[7] HRE 401 (1993) defines "relevant evidence" to mean "evidence having any tendency to make the existence of any fact that is of consequence to the determination of the action more probable or less probable than it would be without the evidence." HRE 402 (1993) provides that "[a]ll relevant evidence is admissible, except as otherwise provided by the Constitutions of the United States and the State of Hawai[`]i, by statute, by these rules, or by other rules adopted by the supreme court. Evidence which is not relevant is not admissible."

[8] HRPP 29(a) (1981) provides in relevant part:

The court on motion of a defendant or of its own motion shall order the entry of judgment of acquittal of one or more offenses alleged in the charge after the evidence on either side is closed if the evidence is insufficient to sustain a conviction of such offense of offenses.

(Emphasis added.)

[9] In Rutherford, the defendant moved for a dismissal of the charge, after the prosecution rested its case, on the ground that there was a failure of proof as to a material element of the charged offense. The trial court allowed the prosecution to reopen its case in order to remedy the defect. The Rutherford court held in relevant part as follows:

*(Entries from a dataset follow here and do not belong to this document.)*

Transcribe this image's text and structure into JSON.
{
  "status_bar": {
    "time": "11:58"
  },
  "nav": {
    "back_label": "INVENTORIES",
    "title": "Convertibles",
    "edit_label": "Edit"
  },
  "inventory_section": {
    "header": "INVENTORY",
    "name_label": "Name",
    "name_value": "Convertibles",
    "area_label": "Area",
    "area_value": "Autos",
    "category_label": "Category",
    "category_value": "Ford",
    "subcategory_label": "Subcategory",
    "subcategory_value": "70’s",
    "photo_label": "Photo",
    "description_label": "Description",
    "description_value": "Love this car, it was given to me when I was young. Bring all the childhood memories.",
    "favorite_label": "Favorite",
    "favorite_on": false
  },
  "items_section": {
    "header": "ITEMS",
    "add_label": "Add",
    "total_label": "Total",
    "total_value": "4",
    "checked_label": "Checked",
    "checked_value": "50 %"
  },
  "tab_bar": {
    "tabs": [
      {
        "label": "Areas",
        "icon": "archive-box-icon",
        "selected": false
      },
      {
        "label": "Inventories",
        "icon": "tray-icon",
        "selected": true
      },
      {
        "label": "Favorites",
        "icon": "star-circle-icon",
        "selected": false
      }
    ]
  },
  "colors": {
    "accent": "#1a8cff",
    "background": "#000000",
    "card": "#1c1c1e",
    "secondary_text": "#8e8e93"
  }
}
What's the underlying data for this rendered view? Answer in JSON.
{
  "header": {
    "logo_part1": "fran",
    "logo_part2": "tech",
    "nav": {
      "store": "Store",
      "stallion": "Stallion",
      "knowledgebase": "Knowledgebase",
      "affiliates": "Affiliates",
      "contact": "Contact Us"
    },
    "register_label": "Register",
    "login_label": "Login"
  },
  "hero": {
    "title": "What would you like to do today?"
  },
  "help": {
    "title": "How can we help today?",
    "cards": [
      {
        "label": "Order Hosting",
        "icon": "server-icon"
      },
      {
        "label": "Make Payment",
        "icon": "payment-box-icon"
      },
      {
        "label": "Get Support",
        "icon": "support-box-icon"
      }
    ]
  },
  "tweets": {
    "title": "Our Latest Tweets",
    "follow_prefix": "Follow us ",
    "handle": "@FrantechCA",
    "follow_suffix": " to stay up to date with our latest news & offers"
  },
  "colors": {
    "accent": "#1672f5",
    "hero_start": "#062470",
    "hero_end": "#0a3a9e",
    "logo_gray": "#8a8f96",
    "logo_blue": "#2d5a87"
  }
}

The defendant ... personally and expressly waived trial by jury and as a result of her doing so had placed the trial judge in the position of having to pass upon the credibility of the witnesses and their testimony, the sufficiency of the evidence and whether from all of it the trial judge was, or was not, convinced beyond a reasonable doubt of the guilt of the defendant. In such a position the trial judge naturally wanted to and should have had for consideration all available evidence which might be material and competent. Under the circumstances, it was not an abuse, but a proper exercise of discretion, to permit the prosecution to reopen its case and introduce further evidence after having rested.

Rutherford, 41 Haw. at 558-59. The foregoing reasoning was implicitly disapproved in State v. Black, 66 Haw. 530, 668 P.2d 32 (1983), and State v. Miyashiro, 3 Haw.App. 229, 647 P.2d 302, cert. denied, 65 Haw. 683 (1982), and we expressly reject it now.